But that didn’t stop Black Friday scoring big in the US for retailers. They racked up around $6.22 billion in online sales, up 23.6% from 2017 and set a new record, according to Adobe Analytics, who monitor the transactions for 80 out of the top 100 US companies on the internet.

“Black Friday was responsible for around R1.36 billion in extra sales in November 2017 – just in the fast moving consumer goods (FMCG) sector.” Nielsen

The sales figures from South African retailers are still coming in, but this is what we know for sure. Game Stores promised “phenomenal specials” in every merchandise category and opened 90 of its 145 stores at midnight. This resulted in unnerving scenes in Empangeni and further afield in Namibia, but reportedly “organised chaos” elsewhere, with 3000 queuing outside Canal Walk shopping Centre in Century City.

Game’s marketing strategy was to “leak” specials, using comedian and Influencer Nicholas Goliath to spread the word. Not quite on the scale of Mariah Carey launching Alibaba’s “Singles Day” 2018 (they sold $30.7 billion of merchandise) but the Influencer trend is one to watch.

“The payroll procedure for most companies is to pay their employees on the last working day before the 25th of the month.” Ethel Nyembe, Head of Card Issuing, Standard Bank

Guy Hayward, CEO of Massmart (which owns Game, Builders, DionWired, Makro and Jumbo) expressed some concern about this year’s salary payment date, explaining many South Africans “Only have money for about three to five days of the month when they get paid”. This saw retailers extend their Black Friday sales period, most notably TakeAlot.


As CMO of TakeAlot, Julie-Anne Walsh, says “Customers who can’t shop before payday can take advantage of great deals once their salary comes through,” so they are expecting a second  increase of purchasing as salaries are paid, running their specials until 27 November. But their results have already been impressive with reports that their Black Friday sales alone hit the R87-million figure by 08:30, more than the total sales generated by Takealot on Black Friday 2017, seeing  R11,5 million worth of transactions in the first hour of sales.

But TakeAlot wasn’t without hiccups. Shoppers reported difficultiesof getting online (shades of 2017) and the company admitted to problems processing credit card orders. More damaging were the social media complaints saying sale items were more expensive than before. The brand did quick damage control, saying, “Because the most recent selling price is often already discounted, the Blue Dot price can sometimes appear that is hasn’t been discounted.”

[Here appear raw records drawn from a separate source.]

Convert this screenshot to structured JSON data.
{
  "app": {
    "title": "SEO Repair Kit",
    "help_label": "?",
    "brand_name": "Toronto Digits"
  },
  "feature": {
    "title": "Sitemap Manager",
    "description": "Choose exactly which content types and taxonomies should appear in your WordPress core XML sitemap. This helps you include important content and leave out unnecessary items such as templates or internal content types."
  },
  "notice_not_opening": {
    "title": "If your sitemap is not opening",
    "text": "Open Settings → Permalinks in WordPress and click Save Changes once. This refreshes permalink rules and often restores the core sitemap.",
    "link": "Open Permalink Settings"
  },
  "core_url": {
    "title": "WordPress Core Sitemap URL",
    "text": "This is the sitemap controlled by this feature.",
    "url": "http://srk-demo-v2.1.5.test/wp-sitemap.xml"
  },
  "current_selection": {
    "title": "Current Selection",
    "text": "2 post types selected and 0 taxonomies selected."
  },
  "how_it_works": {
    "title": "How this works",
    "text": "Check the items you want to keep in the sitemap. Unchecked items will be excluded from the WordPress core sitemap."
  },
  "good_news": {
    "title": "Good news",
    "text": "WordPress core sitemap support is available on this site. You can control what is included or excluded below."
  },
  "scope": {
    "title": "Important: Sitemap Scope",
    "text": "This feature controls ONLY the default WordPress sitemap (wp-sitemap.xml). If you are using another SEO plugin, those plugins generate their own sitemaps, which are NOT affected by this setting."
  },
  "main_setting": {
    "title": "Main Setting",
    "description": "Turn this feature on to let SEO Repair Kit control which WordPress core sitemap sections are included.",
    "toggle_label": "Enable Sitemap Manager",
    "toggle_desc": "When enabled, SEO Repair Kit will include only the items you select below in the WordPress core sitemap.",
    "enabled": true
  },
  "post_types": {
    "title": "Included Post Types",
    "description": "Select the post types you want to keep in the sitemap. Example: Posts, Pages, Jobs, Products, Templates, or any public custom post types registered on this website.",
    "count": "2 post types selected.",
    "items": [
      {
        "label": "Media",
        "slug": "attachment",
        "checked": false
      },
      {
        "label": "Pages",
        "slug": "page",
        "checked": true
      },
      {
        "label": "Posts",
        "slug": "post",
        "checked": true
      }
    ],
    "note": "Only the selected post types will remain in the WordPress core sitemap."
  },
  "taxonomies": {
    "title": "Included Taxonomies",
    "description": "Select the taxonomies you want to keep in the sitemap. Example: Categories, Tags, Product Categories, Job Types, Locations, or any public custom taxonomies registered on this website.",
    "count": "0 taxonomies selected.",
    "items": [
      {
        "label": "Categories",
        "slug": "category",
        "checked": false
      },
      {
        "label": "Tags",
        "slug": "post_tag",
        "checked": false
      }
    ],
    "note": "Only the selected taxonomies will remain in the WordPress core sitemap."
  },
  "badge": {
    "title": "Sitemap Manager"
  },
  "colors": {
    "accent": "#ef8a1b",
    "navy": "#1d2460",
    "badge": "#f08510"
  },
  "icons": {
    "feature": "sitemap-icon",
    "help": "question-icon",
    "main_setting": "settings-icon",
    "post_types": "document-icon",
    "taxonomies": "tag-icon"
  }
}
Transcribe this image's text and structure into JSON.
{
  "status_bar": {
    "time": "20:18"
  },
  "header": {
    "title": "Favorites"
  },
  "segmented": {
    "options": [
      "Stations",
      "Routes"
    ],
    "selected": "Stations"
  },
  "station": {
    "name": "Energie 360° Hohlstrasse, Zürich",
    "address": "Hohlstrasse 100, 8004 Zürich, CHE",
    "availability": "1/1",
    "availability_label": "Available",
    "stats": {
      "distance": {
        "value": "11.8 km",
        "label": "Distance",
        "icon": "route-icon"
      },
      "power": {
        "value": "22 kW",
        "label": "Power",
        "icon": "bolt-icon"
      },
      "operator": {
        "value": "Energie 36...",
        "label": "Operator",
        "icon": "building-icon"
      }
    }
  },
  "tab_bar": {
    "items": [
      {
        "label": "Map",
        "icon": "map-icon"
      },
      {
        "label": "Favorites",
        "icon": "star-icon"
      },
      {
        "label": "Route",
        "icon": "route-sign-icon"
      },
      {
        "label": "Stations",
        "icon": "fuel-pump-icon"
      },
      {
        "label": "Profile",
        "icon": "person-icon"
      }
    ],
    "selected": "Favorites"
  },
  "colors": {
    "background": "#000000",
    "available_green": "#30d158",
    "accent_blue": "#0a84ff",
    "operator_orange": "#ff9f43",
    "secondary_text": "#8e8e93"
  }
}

“Black Friday is more of a marketing strategy than sales figures in my opinion.” Lebogang Mokubela, Founder of the Lemok Group

The pharmaceutical giant Dis-Chem focused on 300 discounted “everyday necessities” such as   washing powder, deodorant, moisturiser, according to Business Insider with a few of its more expensive products on sale – like the Fitbit Versa Aluminium for R2,900 – R1,100 off from the normal R4,000 price.  Clicks ran specials on everything from hairdryers to cameras, with regular email reminders to customers updating them on every rand saveable.


We’ve yet to hear how Zando fared over Black Friday weekend, but with up to 90% off across categories on its site (as some brands in the US do) including Adidas and Puma, the results are sure to be impressive. Other marketing strategies which stood out was Amazon’s “give to the friend who’s had a sh*tty year”. This gift-giving angle was also echoed by the idea of “bring a buddy”, making a Black Friday purchase or offer appear less self-serving.

According to Black-Friday.Global, South Africa had a 9,900% increase in interest for Black Friday deals in 2017 and these are the products most popular: Clothes, electronics, shoes, cosmetics and perfumes and home appliances.  The statistics in for 2018 suggest further increases in sales. With the marketing hype, the online news and the deals themselves, Black Friday has exploded into a month-long media, retail and online consumer frenzy.

Eben Esterhuizen, General Manager, OnShelf Pharma

Note to the Editor:

OnShelf Pharma’s foundation is built by an FMCG specialist and has a culture of tenacity with a smart solution oriented approach. The business has achieved phenomenal growth to become the preferred healthcare sales agency in the healthcare sector.